I can tell right now that this is where my confusion sets in. Why does it matter if 0 rounding down to 0 is counted as being ‘rounded’ or not?

For sake of discussion, let’s assume we are rounding a float number to an integer. The idea is that we are changing the actual value to a value that meets our needs.

So if the “actual” value is 10.0, then the “rounded” value is exactly the same. It is unchanged, so no rounding occurred, just a change of type (float to int).

For literally any other value, we will actually have to change the value to get our rounded integer. So, a decimal ending in any of the other 9 digits will have to be rounded one way or another, the “actual” value changed. And if you always round #.5 UP, you should see a divergence somewhere around 56% rounded up and 44% rounded down.

As Whack-a-Mole alluded to, the way we can combat it is to round up if it is an odd number leading your cutoff point, and up for odds. So 11.5 rounds up to 12, 12.5 rounds down to 12.

I agree that the percentage of last digit being changed is as you state. But the results of the rounding are still 50/50, half rounded up, half either staying the same or rounding down. Bias in the number of changed values? Sure. Bias in the results? I can’t see it.

Consider you are a grocery store. Almost none of your products are priced with no decimal amount.

That is where the bias creeps in.

No biggie for a small store with few transactions (won’t amount to much) but can add up in a big supermarket.

Now imagine you are Amazon.

The question is, why are you lumping “stay the same” with rounding down? They are two different things. That would definitely be the source of the disagreement.

It is surely crucial to consider where these numbers are coming from. Are they actually truncations of random numbers (so 10.5 is really something like 10.524673…), or are they whole amounts which you are trying to reduce to a smaller number of significant digits (so \$100 -> \$100 is exact, but \$102 -> \$100 loses \$2 and \$105 -> \$110 gains \$5)

Definitely.

For instance, I forget exactly but I think the interest on your mortgage or car loan is calculated to 4 decimal places with the 5th decimal place being used to round.

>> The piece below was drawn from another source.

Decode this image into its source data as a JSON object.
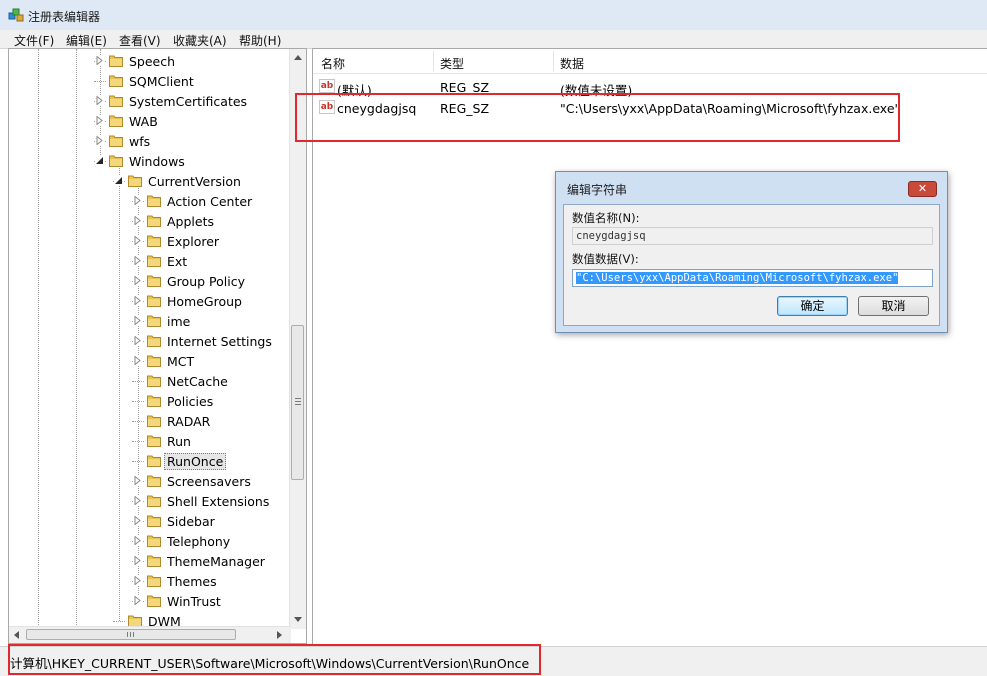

It may seem like crazy nitpicking but this stuff really matters because it can add up to a fair bit of money when you have millions of loans.

Wasn’t that the central premise in the movie “Office Space”? They figure they would skim off the fractions of a cent that no one will ever miss because no one sees it and then find, to their dismay, that they skimmed a few hundred thousand dollars in a month.

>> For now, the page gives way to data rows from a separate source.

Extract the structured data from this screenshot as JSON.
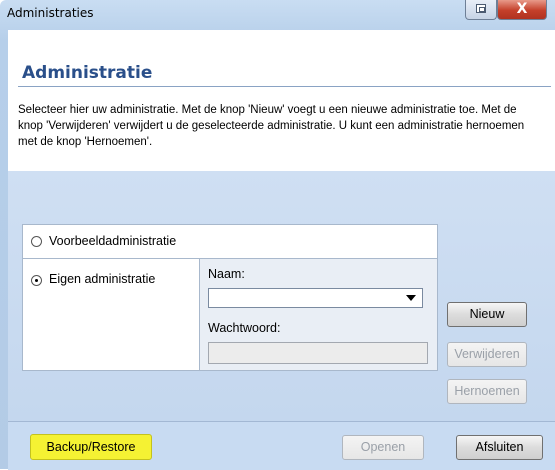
{
  "window": {
    "title": "Administraties",
    "close_glyph": "X",
    "restore_icon": "restore-icon"
  },
  "header": {
    "title": "Administratie",
    "description": "Selecteer hier uw administratie. Met de knop 'Nieuw' voegt u een nieuwe administratie toe. Met de knop 'Verwijderen' verwijdert u de geselecteerde administratie. U kunt een administratie hernoemen met de knop 'Hernoemen'."
  },
  "options": {
    "voorbeeld_label": "Voorbeeldadministratie",
    "voorbeeld_selected": false,
    "eigen_label": "Eigen administratie",
    "eigen_selected": true,
    "naam_label": "Naam:",
    "naam_value": "",
    "wachtwoord_label": "Wachtwoord:",
    "wachtwoord_value": ""
  },
  "buttons": {
    "nieuw": "Nieuw",
    "verwijderen": "Verwijderen",
    "hernoemen": "Hernoemen",
    "backup": "Backup/Restore",
    "openen": "Openen",
    "afsluiten": "Afsluiten"
  },
  "colors": {
    "title_accent": "#2a4f8a",
    "backup_highlight": "#f5f233",
    "panel_background": "#c4d7ee"
  }
}
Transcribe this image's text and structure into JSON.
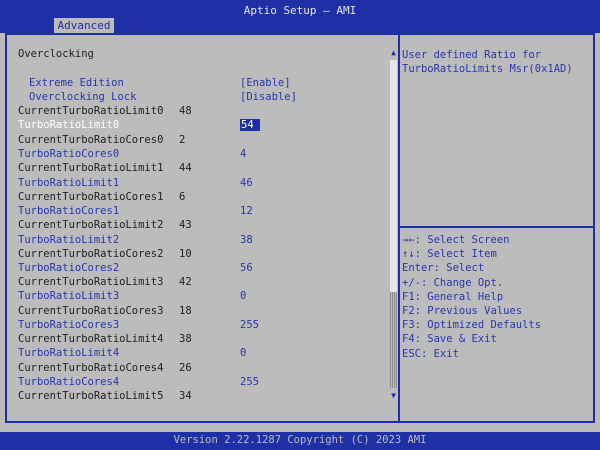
{
  "window": {
    "title": "Aptio Setup – AMI"
  },
  "tabs": [
    {
      "label": "Advanced"
    }
  ],
  "section_title": "Overclocking",
  "rows": [
    {
      "label": "Extreme Edition",
      "value": "[Enable]",
      "kind": "option"
    },
    {
      "label": "Overclocking Lock",
      "value": "[Disable]",
      "kind": "option"
    },
    {
      "label": "CurrentTurboRatioLimit0",
      "value": "48",
      "kind": "info"
    },
    {
      "label": "TurboRatioLimit0",
      "value": "54",
      "kind": "selected"
    },
    {
      "label": "CurrentTurboRatioCores0",
      "value": "2",
      "kind": "info"
    },
    {
      "label": "TurboRatioCores0",
      "value": "4",
      "kind": "edit"
    },
    {
      "label": "CurrentTurboRatioLimit1",
      "value": "44",
      "kind": "info"
    },
    {
      "label": "TurboRatioLimit1",
      "value": "46",
      "kind": "edit"
    },
    {
      "label": "CurrentTurboRatioCores1",
      "value": "6",
      "kind": "info"
    },
    {
      "label": "TurboRatioCores1",
      "value": "12",
      "kind": "edit"
    },
    {
      "label": "CurrentTurboRatioLimit2",
      "value": "43",
      "kind": "info"
    },
    {
      "label": "TurboRatioLimit2",
      "value": "38",
      "kind": "edit"
    },
    {
      "label": "CurrentTurboRatioCores2",
      "value": "10",
      "kind": "info"
    },
    {
      "label": "TurboRatioCores2",
      "value": "56",
      "kind": "edit"
    },
    {
      "label": "CurrentTurboRatioLimit3",
      "value": "42",
      "kind": "info"
    },
    {
      "label": "TurboRatioLimit3",
      "value": "0",
      "kind": "edit"
    },
    {
      "label": "CurrentTurboRatioCores3",
      "value": "18",
      "kind": "info"
    },
    {
      "label": "TurboRatioCores3",
      "value": "255",
      "kind": "edit"
    },
    {
      "label": "CurrentTurboRatioLimit4",
      "value": "38",
      "kind": "info"
    },
    {
      "label": "TurboRatioLimit4",
      "value": "0",
      "kind": "edit"
    },
    {
      "label": "CurrentTurboRatioCores4",
      "value": "26",
      "kind": "info"
    },
    {
      "label": "TurboRatioCores4",
      "value": "255",
      "kind": "edit"
    },
    {
      "label": "CurrentTurboRatioLimit5",
      "value": "34",
      "kind": "info"
    }
  ],
  "help": {
    "line1": "User defined Ratio for",
    "line2": "TurboRatioLimits Msr(0x1AD)"
  },
  "keys": [
    "→←: Select Screen",
    "↑↓: Select Item",
    "Enter: Select",
    "+/-: Change Opt.",
    "F1: General Help",
    "F2: Previous Values",
    "F3: Optimized Defaults",
    "F4: Save & Exit",
    "ESC: Exit"
  ],
  "scrollbar": {
    "up_glyph": "▲",
    "down_glyph": "▼",
    "position": 0
  },
  "footer": {
    "text": "Version 2.22.1287 Copyright (C) 2023 AMI"
  },
  "colors": {
    "accent": "#1f2fa6",
    "background": "#bcbcbc",
    "link_text": "#2835b0"
  }
}
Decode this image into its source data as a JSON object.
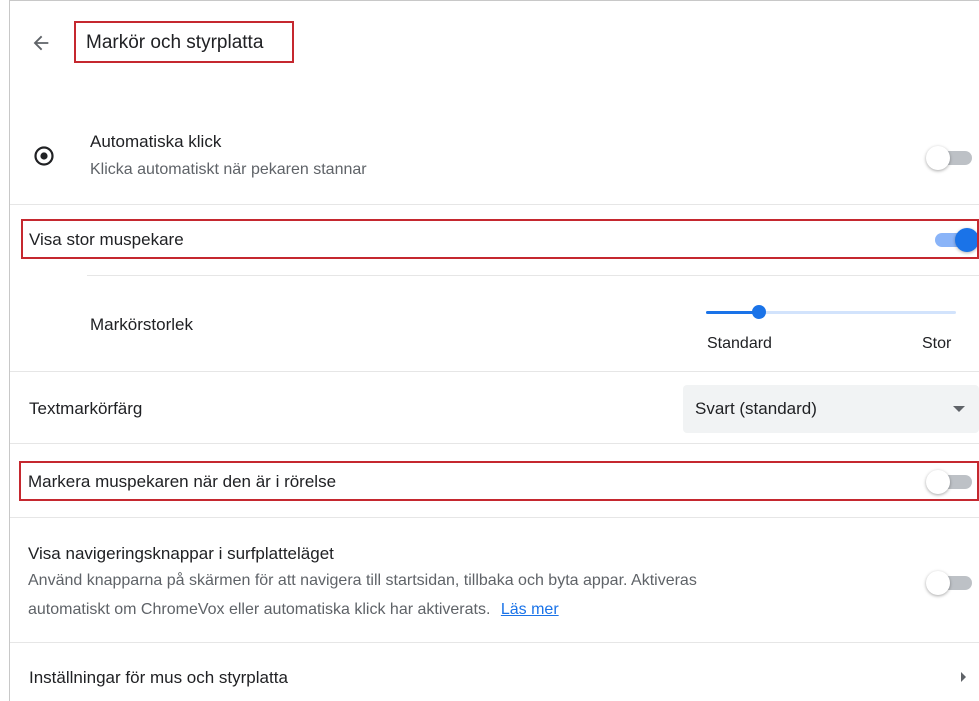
{
  "header": {
    "title": "Markör och styrplatta",
    "back_icon": "arrow-left-icon"
  },
  "auto_click": {
    "icon": "target-icon",
    "title": "Automatiska klick",
    "subtitle": "Klicka automatiskt när pekaren stannar",
    "enabled": false
  },
  "large_cursor": {
    "title": "Visa stor muspekare",
    "enabled": true
  },
  "cursor_size": {
    "title": "Markörstorlek",
    "min_label": "Standard",
    "max_label": "Stor",
    "value_fraction": 0.21
  },
  "text_cursor_color": {
    "title": "Textmarkörfärg",
    "selected": "Svart (standard)"
  },
  "highlight_cursor": {
    "title": "Markera muspekaren när den är i rörelse",
    "enabled": false
  },
  "tablet_nav_buttons": {
    "title": "Visa navigeringsknappar i surfplatteläget",
    "subtitle_line1": "Använd knapparna på skärmen för att navigera till startsidan, tillbaka och byta appar. Aktiveras",
    "subtitle_line2": "automatiskt om ChromeVox eller automatiska klick har aktiverats.",
    "link_text": "Läs mer",
    "enabled": false
  },
  "mouse_touchpad_settings": {
    "title": "Inställningar för mus och styrplatta"
  },
  "colors": {
    "accent": "#1a73e8",
    "highlight_border": "#c5282f"
  }
}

If you want to consider a value of x.0 as being rounded, you’d have to consider it as both being rounded up and down—you can just as well argue that it’s the limit of numbers you round up, and include it with those, as that it’s the limit of numbers you round down.

Run a simulation yourself, or take my word for it, but if we’re dealing resolution of 1 cent, the count of 0-49 equals the count of 50 - 99 and rounding will be non-biased.

Ok…not the best example since they are in whole cents.

Run a simulation using a 4.385% APR for 30 years on a loan of \$734,314.77.

I see it as a result of a rounding function. 0 is equally likely to be a result in a random distribution of 0-9 so I don’t see why it would be excluded.

This is what I’ve been struggling to find a way to explain simply. 0 is either both rounding up and rounding down, or neither. But you can’t call it one over the other.

In my mental model, I call it neither, as I explained above… We aren’t rounding the value at all.

Just look at the total change that the rounding causes:

1.0 -> 1 (no change)
1.1 -> 1 (down .1)
1.2 -> 1 (down .2)
1.3 -> 1 (down .3)
1.4 -> 1 (down .4)
1.5 -> 2 (up .5)
1.6 -> 2 (up .4)
1.7 -> 2 (up .3)
1.8 -> 2 (up .2)
1.9 -> 2 (up .1)

So if you take these ten numbers (1.0, 1.1, …, 1.9) and round them, the total amount of rounding up is 1.5, and the total amount of rounding down is 1.0.

Or, look at the sums. The original numbers sum to: 1.0+1.1+1.2+1.3+1.4+1.5+1.6+1.7+1.8+1.9 = 14.5. The rounded numbers sum to 1+1+1+1+1+2+2+2+2+2 = 15.

But if you have a uniform distribution of 0 - 9, and traditional round all of the samples, you’d have exactly half at 0 and half at 10, right? If we can agree on that, I can sleep well tonight.